Records from a dataset:
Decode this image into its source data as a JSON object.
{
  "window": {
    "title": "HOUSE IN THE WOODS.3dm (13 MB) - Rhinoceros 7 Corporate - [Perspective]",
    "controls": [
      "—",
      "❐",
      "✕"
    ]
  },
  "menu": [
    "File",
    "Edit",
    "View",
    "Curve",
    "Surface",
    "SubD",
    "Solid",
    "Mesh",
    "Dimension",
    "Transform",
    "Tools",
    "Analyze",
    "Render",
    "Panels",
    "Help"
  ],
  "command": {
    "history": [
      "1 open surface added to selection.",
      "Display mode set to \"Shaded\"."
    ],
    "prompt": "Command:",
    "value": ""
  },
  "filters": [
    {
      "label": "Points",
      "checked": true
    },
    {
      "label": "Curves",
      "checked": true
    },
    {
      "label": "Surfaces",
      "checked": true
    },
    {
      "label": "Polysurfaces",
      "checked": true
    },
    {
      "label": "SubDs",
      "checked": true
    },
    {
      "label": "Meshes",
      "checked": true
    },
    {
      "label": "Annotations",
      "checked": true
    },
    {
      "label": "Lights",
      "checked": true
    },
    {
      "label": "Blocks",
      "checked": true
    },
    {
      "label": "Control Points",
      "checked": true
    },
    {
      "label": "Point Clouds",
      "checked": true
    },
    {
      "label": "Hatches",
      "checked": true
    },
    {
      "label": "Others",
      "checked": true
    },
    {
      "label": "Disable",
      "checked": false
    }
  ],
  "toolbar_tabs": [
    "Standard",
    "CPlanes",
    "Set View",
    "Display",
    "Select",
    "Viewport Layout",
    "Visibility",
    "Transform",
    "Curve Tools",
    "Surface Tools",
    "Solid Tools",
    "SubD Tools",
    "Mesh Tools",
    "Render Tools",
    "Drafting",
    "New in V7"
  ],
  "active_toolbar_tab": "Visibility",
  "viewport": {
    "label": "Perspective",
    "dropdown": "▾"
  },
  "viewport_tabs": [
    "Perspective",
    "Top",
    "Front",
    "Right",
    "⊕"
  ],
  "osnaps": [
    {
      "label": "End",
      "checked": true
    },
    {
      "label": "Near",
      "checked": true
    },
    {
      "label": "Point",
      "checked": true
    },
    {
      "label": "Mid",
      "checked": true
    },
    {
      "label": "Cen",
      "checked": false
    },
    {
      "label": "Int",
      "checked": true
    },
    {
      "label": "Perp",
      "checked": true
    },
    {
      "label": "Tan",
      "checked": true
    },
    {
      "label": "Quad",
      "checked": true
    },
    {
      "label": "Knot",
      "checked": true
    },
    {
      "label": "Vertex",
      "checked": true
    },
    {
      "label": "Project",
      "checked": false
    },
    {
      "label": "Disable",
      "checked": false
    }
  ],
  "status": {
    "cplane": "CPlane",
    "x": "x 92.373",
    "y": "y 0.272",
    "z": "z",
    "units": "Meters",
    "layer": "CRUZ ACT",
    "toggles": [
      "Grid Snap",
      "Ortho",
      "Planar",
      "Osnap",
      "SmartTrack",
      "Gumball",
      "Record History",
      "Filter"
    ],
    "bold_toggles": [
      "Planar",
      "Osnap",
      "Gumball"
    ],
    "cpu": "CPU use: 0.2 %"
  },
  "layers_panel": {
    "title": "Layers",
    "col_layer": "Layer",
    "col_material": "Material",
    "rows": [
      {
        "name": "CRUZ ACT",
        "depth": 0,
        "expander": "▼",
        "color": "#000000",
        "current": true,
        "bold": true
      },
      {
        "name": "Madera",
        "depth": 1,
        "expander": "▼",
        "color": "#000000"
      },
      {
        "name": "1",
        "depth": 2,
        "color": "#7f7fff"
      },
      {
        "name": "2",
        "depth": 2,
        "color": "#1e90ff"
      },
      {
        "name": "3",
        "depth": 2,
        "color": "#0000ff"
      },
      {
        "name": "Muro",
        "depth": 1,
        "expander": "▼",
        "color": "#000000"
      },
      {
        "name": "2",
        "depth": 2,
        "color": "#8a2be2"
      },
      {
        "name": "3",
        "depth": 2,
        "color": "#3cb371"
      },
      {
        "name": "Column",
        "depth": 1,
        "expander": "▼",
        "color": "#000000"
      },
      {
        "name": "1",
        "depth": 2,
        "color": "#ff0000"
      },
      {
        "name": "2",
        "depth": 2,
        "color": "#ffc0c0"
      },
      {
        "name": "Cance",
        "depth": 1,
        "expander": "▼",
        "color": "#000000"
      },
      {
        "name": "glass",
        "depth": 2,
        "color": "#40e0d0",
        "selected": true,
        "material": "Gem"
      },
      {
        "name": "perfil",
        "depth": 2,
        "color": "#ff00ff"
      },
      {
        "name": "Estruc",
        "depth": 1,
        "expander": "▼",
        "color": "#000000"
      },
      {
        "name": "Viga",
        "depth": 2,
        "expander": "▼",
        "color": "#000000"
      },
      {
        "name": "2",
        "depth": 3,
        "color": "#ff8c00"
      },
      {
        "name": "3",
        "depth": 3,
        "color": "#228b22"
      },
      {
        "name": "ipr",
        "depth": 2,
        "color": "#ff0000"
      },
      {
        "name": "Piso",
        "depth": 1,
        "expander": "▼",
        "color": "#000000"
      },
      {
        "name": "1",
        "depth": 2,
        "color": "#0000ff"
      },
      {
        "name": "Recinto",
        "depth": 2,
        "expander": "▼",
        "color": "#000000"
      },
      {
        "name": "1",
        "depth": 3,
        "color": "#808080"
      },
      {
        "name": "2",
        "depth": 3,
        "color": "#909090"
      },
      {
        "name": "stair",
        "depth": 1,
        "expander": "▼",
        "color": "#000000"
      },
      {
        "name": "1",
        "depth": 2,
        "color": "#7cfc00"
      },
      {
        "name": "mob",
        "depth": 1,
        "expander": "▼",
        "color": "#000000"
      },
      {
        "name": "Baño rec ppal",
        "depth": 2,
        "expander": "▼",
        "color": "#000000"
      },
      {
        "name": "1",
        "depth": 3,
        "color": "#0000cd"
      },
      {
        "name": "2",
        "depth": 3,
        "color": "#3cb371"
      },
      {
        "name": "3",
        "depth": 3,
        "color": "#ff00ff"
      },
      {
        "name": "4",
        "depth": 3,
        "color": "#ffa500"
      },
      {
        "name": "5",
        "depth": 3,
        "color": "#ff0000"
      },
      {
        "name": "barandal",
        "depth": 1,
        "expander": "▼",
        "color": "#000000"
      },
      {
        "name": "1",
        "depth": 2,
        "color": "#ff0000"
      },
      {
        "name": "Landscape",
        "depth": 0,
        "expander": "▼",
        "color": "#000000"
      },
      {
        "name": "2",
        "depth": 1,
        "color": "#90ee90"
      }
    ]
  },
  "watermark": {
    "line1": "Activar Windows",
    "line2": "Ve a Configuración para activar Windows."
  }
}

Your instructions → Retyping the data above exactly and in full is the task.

Response to this task →
Decode this image into its source data as a JSON object.
{
  "window": {
    "title": "HOUSE IN THE WOODS.3dm (13 MB) - Rhinoceros 7 Corporate - [Perspective]",
    "controls": [
      "—",
      "❐",
      "✕"
    ]
  },
  "menu": [
    "File",
    "Edit",
    "View",
    "Curve",
    "Surface",
    "SubD",
    "Solid",
    "Mesh",
    "Dimension",
    "Transform",
    "Tools",
    "Analyze",
    "Render",
    "Panels",
    "Help"
  ],
  "command": {
    "history": [
      "1 open surface added to selection.",
      "Display mode set to \"Shaded\"."
    ],
    "prompt": "Command:",
    "value": ""
  },
  "filters": [
    {
      "label": "Points",
      "checked": true
    },
    {
      "label": "Curves",
      "checked": true
    },
    {
      "label": "Surfaces",
      "checked": true
    },
    {
      "label": "Polysurfaces",
      "checked": true
    },
    {
      "label": "SubDs",
      "checked": true
    },
    {
      "label": "Meshes",
      "checked": true
    },
    {
      "label": "Annotations",
      "checked": true
    },
    {
      "label": "Lights",
      "checked": true
    },
    {
      "label": "Blocks",
      "checked": true
    },
    {
      "label": "Control Points",
      "checked": true
    },
    {
      "label": "Point Clouds",
      "checked": true
    },
    {
      "label": "Hatches",
      "checked": true
    },
    {
      "label": "Others",
      "checked": true
    },
    {
      "label": "Disable",
      "checked": false
    }
  ],
  "toolbar_tabs": [
    "Standard",
    "CPlanes",
    "Set View",
    "Display",
    "Select",
    "Viewport Layout",
    "Visibility",
    "Transform",
    "Curve Tools",
    "Surface Tools",
    "Solid Tools",
    "SubD Tools",
    "Mesh Tools",
    "Render Tools",
    "Drafting",
    "New in V7"
  ],
  "active_toolbar_tab": "Visibility",
  "viewport": {
    "label": "Perspective",
    "dropdown": "▾"
  },
  "viewport_tabs": [
    "Perspective",
    "Top",
    "Front",
    "Right",
    "⊕"
  ],
  "osnaps": [
    {
      "label": "End",
      "checked": true
    },
    {
      "label": "Near",
      "checked": true
    },
    {
      "label": "Point",
      "checked": true
    },
    {
      "label": "Mid",
      "checked": true
    },
    {
      "label": "Cen",
      "checked": false
    },
    {
      "label": "Int",
      "checked": true
    },
    {
      "label": "Perp",
      "checked": true
    },
    {
      "label": "Tan",
      "checked": true
    },
    {
      "label": "Quad",
      "checked": true
    },
    {
      "label": "Knot",
      "checked": true
    },
    {
      "label": "Vertex",
      "checked": true
    },
    {
      "label": "Project",
      "checked": false
    },
    {
      "label": "Disable",
      "checked": false
    }
  ],
  "status": {
    "cplane": "CPlane",
    "x": "x 92.373",
    "y": "y 0.272",
    "z": "z",
    "units": "Meters",
    "layer": "CRUZ ACT",
    "toggles": [
      "Grid Snap",
      "Ortho",
      "Planar",
      "Osnap",
      "SmartTrack",
      "Gumball",
      "Record History",
      "Filter"
    ],
    "bold_toggles": [
      "Planar",
      "Osnap",
      "Gumball"
    ],
    "cpu": "CPU use: 0.2 %"
  },
  "layers_panel": {
    "title": "Layers",
    "col_layer": "Layer",
    "col_material": "Material",
    "rows": [
      {
        "name": "CRUZ ACT",
        "depth": 0,
        "expander": "▼",
        "color": "#000000",
        "current": true,
        "bold": true
      },
      {
        "name": "Madera",
        "depth": 1,
        "expander": "▼",
        "color": "#000000"
      },
      {
        "name": "1",
        "depth": 2,
        "color": "#7f7fff"
      },
      {
        "name": "2",
        "depth": 2,
        "color": "#1e90ff"
      },
      {
        "name": "3",
        "depth": 2,
        "color": "#0000ff"
      },
      {
        "name": "Muro",
        "depth": 1,
        "expander": "▼",
        "color": "#000000"
      },
      {
        "name": "2",
        "depth": 2,
        "color": "#8a2be2"
      },
      {
        "name": "3",
        "depth": 2,
        "color": "#3cb371"
      },
      {
        "name": "Column",
        "depth": 1,
        "expander": "▼",
        "color": "#000000"
      },
      {
        "name": "1",
        "depth": 2,
        "color": "#ff0000"
      },
      {
        "name": "2",
        "depth": 2,
        "color": "#ffc0c0"
      },
      {
        "name": "Cance",
        "depth": 1,
        "expander": "▼",
        "color": "#000000"
      },
      {
        "name": "glass",
        "depth": 2,
        "color": "#40e0d0",
        "selected": true,
        "material": "Gem"
      },
      {
        "name": "perfil",
        "depth": 2,
        "color": "#ff00ff"
      },
      {
        "name": "Estruc",
        "depth": 1,
        "expander": "▼",
        "color": "#000000"
      },
      {
        "name": "Viga",
        "depth": 2,
        "expander": "▼",
        "color": "#000000"
      },
      {
        "name": "2",
        "depth": 3,
        "color": "#ff8c00"
      },
      {
        "name": "3",
        "depth": 3,
        "color": "#228b22"
      },
      {
        "name": "ipr",
        "depth": 2,
        "color": "#ff0000"
      },
      {
        "name": "Piso",
        "depth": 1,
        "expander": "▼",
        "color": "#000000"
      },
      {
        "name": "1",
        "depth": 2,
        "color": "#0000ff"
      },
      {
        "name": "Recinto",
        "depth": 2,
        "expander": "▼",
        "color": "#000000"
      },
      {
        "name": "1",
        "depth": 3,
        "color": "#808080"
      },
      {
        "name": "2",
        "depth": 3,
        "color": "#909090"
      },
      {
        "name": "stair",
        "depth": 1,
        "expander": "▼",
        "color": "#000000"
      },
      {
        "name": "1",
        "depth": 2,
        "color": "#7cfc00"
      },
      {
        "name": "mob",
        "depth": 1,
        "expander": "▼",
        "color": "#000000"
      },
      {
        "name": "Baño rec ppal",
        "depth": 2,
        "expander": "▼",
        "color": "#000000"
      },
      {
        "name": "1",
        "depth": 3,
        "color": "#0000cd"
      },
      {
        "name": "2",
        "depth": 3,
        "color": "#3cb371"
      },
      {
        "name": "3",
        "depth": 3,
        "color": "#ff00ff"
      },
      {
        "name": "4",
        "depth": 3,
        "color": "#ffa500"
      },
      {
        "name": "5",
        "depth": 3,
        "color": "#ff0000"
      },
      {
        "name": "barandal",
        "depth": 1,
        "expander": "▼",
        "color": "#000000"
      },
      {
        "name": "1",
        "depth": 2,
        "color": "#ff0000"
      },
      {
        "name": "Landscape",
        "depth": 0,
        "expander": "▼",
        "color": "#000000"
      },
      {
        "name": "2",
        "depth": 1,
        "color": "#90ee90"
      }
    ]
  },
  "watermark": {
    "line1": "Activar Windows",
    "line2": "Ve a Configuración para activar Windows."
  }
}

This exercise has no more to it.